Ryan Farnsworth (12:44):
And it happens too when you look at the actual policies that are in place, right? The policy that's bound when the policy period begins is that legal agreement between the carrier and between the insured. And it's our job as brokers to ensure that there's as much contract certainty as possible. And if you get any type of resistance from the carriers as you seek to negotiate those insurance policies, whether they be primary or excess, and you start to see some pushback from the carriers about creating contract certainty, that's red flag number one. We've talked about a lot of important things today, a lot of important topics. And Jen, I want to tee-up the last question for you; we talked about the short-term nature of some of these markets deciding what to do. But if you're a buyer of insurance and you have some short-term decisions to make on your insurance renewal, say between now and the end of the year, of all the items that we've talked about today, what are some of the most important, maybe the top two or three, that you would advise your clients to be mindful of this year?

Jennifer Sylvester (13:46):
Certainly, with what's going on with bankruptcies and the banking industry and what we saw there.
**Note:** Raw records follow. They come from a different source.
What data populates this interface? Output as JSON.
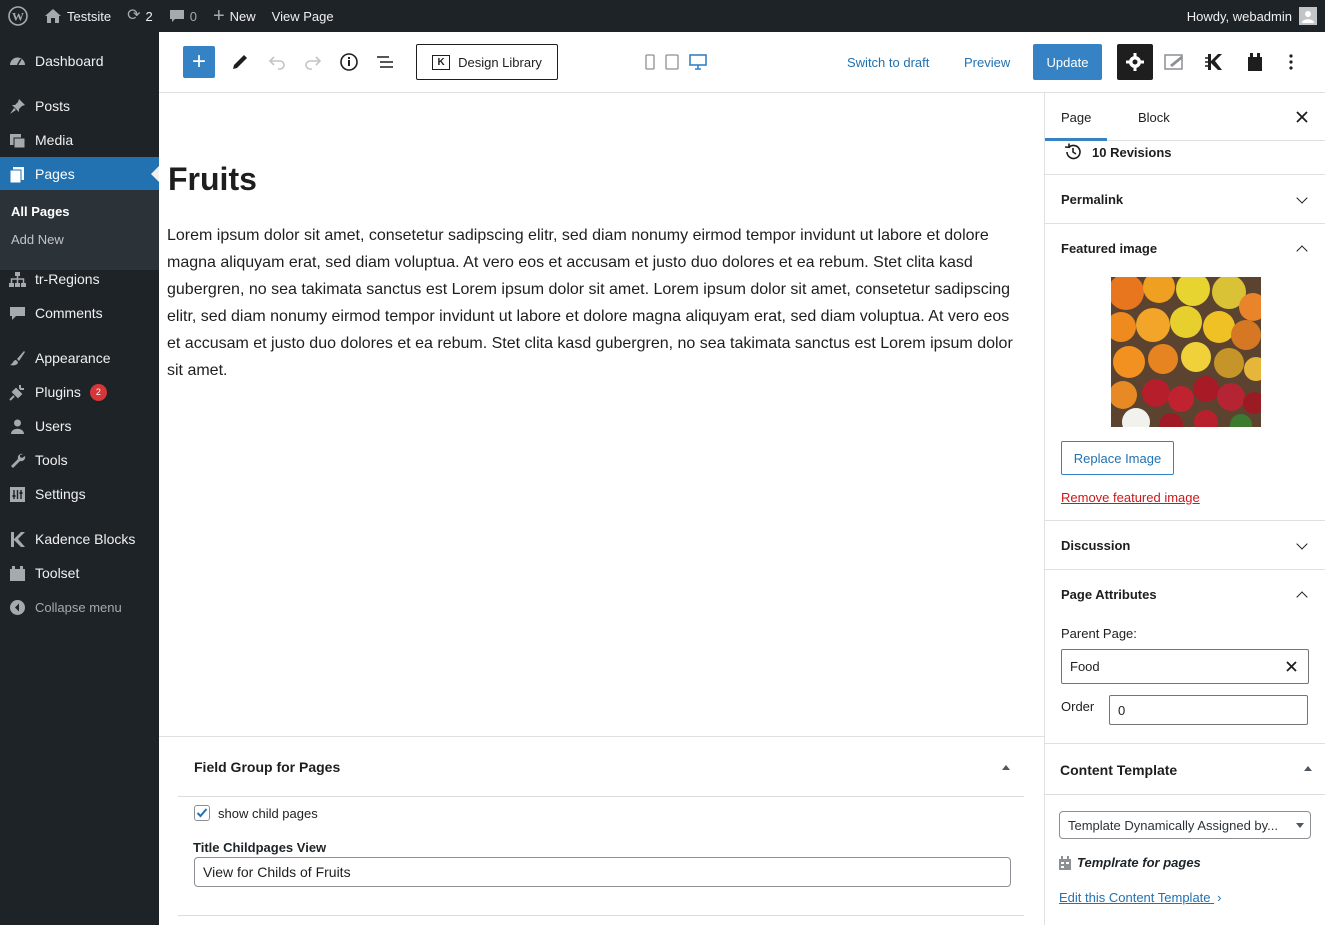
{
  "admin_bar": {
    "site_name": "Testsite",
    "updates_count": "2",
    "comments_count": "0",
    "new_label": "New",
    "view_page_label": "View Page",
    "howdy": "Howdy, webadmin"
  },
  "sidebar": {
    "items": [
      {
        "label": "Dashboard",
        "icon": "dashboard-icon"
      },
      {
        "label": "Posts",
        "icon": "pin-icon"
      },
      {
        "label": "Media",
        "icon": "media-icon"
      },
      {
        "label": "Pages",
        "icon": "pages-icon"
      },
      {
        "label": "tr-Regions",
        "icon": "sitemap-icon"
      },
      {
        "label": "Comments",
        "icon": "comment-icon"
      },
      {
        "label": "Appearance",
        "icon": "brush-icon"
      },
      {
        "label": "Plugins",
        "icon": "plugin-icon",
        "badge": "2"
      },
      {
        "label": "Users",
        "icon": "user-icon"
      },
      {
        "label": "Tools",
        "icon": "wrench-icon"
      },
      {
        "label": "Settings",
        "icon": "settings-icon"
      },
      {
        "label": "Kadence Blocks",
        "icon": "kadence-icon"
      },
      {
        "label": "Toolset",
        "icon": "toolset-icon"
      }
    ],
    "submenu": [
      "All Pages",
      "Add New"
    ],
    "collapse_label": "Collapse menu"
  },
  "toolbar": {
    "design_library_label": "Design Library",
    "switch_to_draft_label": "Switch to draft",
    "preview_label": "Preview",
    "update_label": "Update"
  },
  "editor": {
    "title": "Fruits",
    "body": "Lorem ipsum dolor sit amet, consetetur sadipscing elitr, sed diam nonumy eirmod tempor invidunt ut labore et dolore magna aliquyam erat, sed diam voluptua. At vero eos et accusam et justo duo dolores et ea rebum. Stet clita kasd gubergren, no sea takimata sanctus est Lorem ipsum dolor sit amet. Lorem ipsum dolor sit amet, consetetur sadipscing elitr, sed diam nonumy eirmod tempor invidunt ut labore et dolore magna aliquyam erat, sed diam voluptua. At vero eos et accusam et justo duo dolores et ea rebum. Stet clita kasd gubergren, no sea takimata sanctus est Lorem ipsum dolor sit amet."
  },
  "metabox": {
    "title": "Field Group for Pages",
    "checkbox_label": "show child pages",
    "checkbox_checked": true,
    "field_label": "Title Childpages View",
    "field_value": "View for Childs of Fruits"
  },
  "settings": {
    "tabs": [
      "Page",
      "Block"
    ],
    "revisions": "10 Revisions",
    "permalink": "Permalink",
    "featured_image": "Featured image",
    "replace_image": "Replace Image",
    "remove_featured_image": "Remove featured image",
    "discussion": "Discussion",
    "page_attributes": "Page Attributes",
    "parent_page_label": "Parent Page:",
    "parent_page_value": "Food",
    "order_label": "Order",
    "order_value": "0",
    "content_template": "Content Template",
    "template_select": "Template Dynamically Assigned by...",
    "template_name": "Templrate for pages",
    "edit_template": "Edit this Content Template"
  },
  "colors": {
    "admin_dark": "#1d2327",
    "accent": "#3582c4",
    "link": "#2271b1",
    "danger": "#cc1818"
  }
}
I think claims paying in appetite for the unexpected is really important for when you're partnering with a carrier. I'm going to go back to communication, making sure your broker has regular communication with the markets, not just at a renewal or in a bad situation, but throughout the year. And whether that's making sure your broker has brokers assigned to manage those relationships and continuing to understand risk appetite at that insurer, and if those change over time and communicating that to the client.

Ron Borys (14:37):
That's great, and we're just about out of time here, but really want to thank Jen and Craig for joining Ryan and I today. For those of you listening, we've been doing a lot of this, we have a lot of perspective. We're obviously very limited in what we can share here but would love to talk further if anybody has any questions or wants to drill in a little bit deeper on some of the things that we've experienced. If you're interested in learning more about Alliant and our business, you can visit our website at But again, Ryan and I say this pretty frequently, really fortunate to have two professionals, Craig and Jen, as part of our Financial Institutions team advising our clients and out there on the front lines serving the needs of clients while also trading fairly and responsibly with the market. Just can't speak enough to the importance of your perspective, and we really appreciate you taking the time to join us.


Alliant note and disclaimer: This document is designed to provide general information and guidance. Please note that prior to implementation your legal counsel should review all details or policy information. Alliant Insurance Services does not provide legal advice or legal opinions. If a legal opinion is needed, please seek the services of your own legal advisor or ask Alliant Insurance Services for a referral. This document is provided on an “as is” basis without any warranty of any kind. Alliant Insurance Services disclaims any liability for any loss or damage from reliance on this document.